Now comes the Japanese influence, some of which has come from their custom commercial fishing industry. The first to turn up was the Lucanus from Shimano, which proved to be a great deeper water tool if used in about 20m plus, but it took a little while to get out of the Japanese how to use them. As it turned out, all this total group of lures are fished pretty much the same way. Following after the Lucanus came the Bottomship jig, also from Shimano and at the same time the amazing Inchiku jigs from a raft of different companies.

Flutter Bugs & Kaburas

These are the next new boys on the block and yes they do catch fish big-time. Just like you would expect from the Japanese lure industry, the flutter bugs look like an Inchiku lure that has been run over by a steamroller, giving it a wide, flat body which makes it flutter slowly as it drops down through the water column. Hence the name flutter bug. Kaburas are different again. Imagine an 85g ball sinker with two sides cut off, painted in different coloured bright enamel paint, with eyes glued to the cut-off sides, with hooks and skirts very similar to the Lucanus.

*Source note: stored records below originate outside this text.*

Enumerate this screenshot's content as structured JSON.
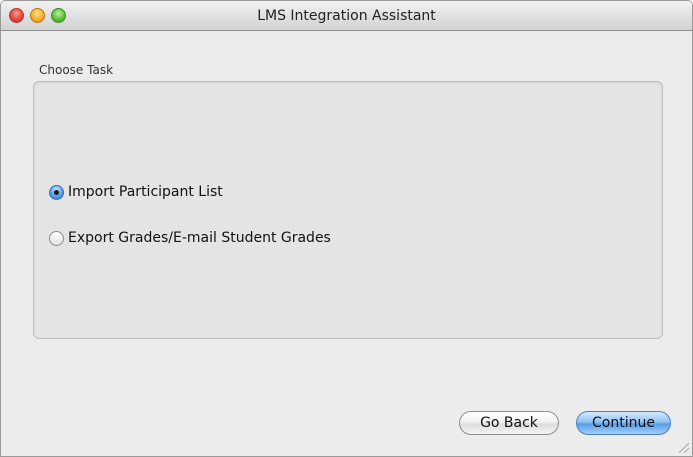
{
  "window": {
    "title": "LMS Integration Assistant"
  },
  "traffic_lights": {
    "close": "close-button",
    "minimize": "minimize-button",
    "zoom": "zoom-button"
  },
  "choose_task": {
    "label": "Choose Task",
    "options": [
      {
        "label": "Import Participant List",
        "selected": true
      },
      {
        "label": "Export Grades/E-mail Student Grades",
        "selected": false
      }
    ]
  },
  "buttons": {
    "back_label": "Go Back",
    "continue_label": "Continue"
  },
  "colors": {
    "accent": "#5a9de6",
    "window_background": "#ececec"
  }
}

The main difference with this lure is it has a hole through it, which the leader passes through then attaches to the hooks and skirt. The head can move up and down the leader just like a sinker.

Spoiled for Choice

So there you have it. There are lots to choose from in a range of weights for varying depths and currents and these are just the snapper lures. There is another range for kingfish and specialised tackle for that, but that’s another story.

related articles